**WORK INSTRUCTIONS**
Take from the listing each line that has the string "Engineering".

[Opening RECORDS FOR PROCESSING section]

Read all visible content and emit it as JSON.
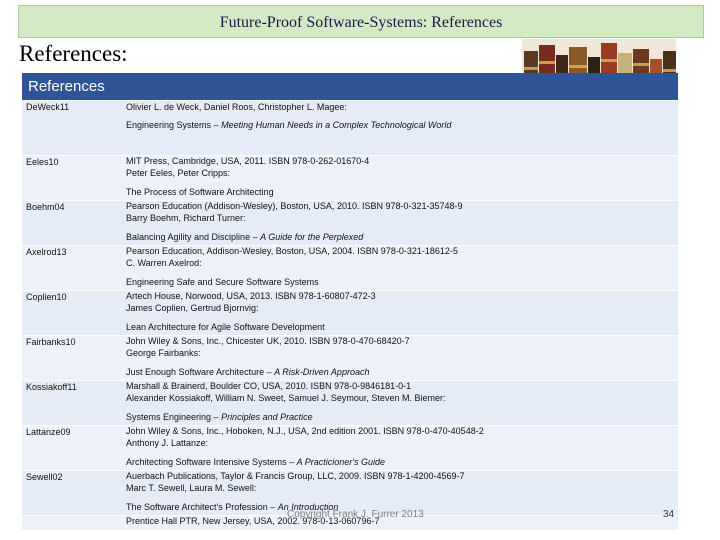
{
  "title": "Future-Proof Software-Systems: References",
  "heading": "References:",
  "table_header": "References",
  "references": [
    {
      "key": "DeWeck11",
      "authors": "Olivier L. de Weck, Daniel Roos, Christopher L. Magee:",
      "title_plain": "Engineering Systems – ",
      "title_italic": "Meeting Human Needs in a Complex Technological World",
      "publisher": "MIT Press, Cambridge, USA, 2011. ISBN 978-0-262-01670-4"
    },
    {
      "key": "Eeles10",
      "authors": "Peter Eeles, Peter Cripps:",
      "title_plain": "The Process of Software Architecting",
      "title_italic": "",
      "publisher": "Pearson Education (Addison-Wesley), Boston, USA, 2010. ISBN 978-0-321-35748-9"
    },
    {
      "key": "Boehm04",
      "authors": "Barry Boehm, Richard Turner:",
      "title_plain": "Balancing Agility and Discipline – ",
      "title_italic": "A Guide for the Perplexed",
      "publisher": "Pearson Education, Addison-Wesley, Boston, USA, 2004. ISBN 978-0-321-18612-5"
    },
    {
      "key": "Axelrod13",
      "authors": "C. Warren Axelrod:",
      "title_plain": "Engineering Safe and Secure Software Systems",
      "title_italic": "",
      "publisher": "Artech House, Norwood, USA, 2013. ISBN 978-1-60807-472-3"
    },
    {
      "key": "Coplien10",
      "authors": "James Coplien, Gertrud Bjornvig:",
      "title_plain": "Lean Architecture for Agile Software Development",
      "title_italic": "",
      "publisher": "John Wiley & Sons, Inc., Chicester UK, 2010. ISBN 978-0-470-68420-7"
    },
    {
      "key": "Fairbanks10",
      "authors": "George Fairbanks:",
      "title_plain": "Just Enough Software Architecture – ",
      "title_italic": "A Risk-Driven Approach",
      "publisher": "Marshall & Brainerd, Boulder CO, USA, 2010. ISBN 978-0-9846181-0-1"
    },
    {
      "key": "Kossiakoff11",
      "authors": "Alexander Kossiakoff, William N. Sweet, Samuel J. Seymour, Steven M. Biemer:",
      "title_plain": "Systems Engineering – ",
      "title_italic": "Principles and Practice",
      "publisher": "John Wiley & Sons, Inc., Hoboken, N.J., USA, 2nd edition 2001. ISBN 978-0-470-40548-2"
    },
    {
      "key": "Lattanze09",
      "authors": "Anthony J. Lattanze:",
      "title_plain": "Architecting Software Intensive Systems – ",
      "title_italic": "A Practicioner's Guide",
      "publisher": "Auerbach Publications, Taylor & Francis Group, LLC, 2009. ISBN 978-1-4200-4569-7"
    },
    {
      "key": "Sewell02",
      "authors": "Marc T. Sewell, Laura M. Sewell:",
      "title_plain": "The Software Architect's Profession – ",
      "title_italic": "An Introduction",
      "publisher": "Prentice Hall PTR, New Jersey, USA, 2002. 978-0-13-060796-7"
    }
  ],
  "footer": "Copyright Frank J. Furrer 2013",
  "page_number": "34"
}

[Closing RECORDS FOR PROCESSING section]

**EXERCISE RESPONSE**
      "title_plain": "Engineering Systems – ",
      "title_plain": "Engineering Safe and Secure Software Systems",
      "title_plain": "Systems Engineering – ",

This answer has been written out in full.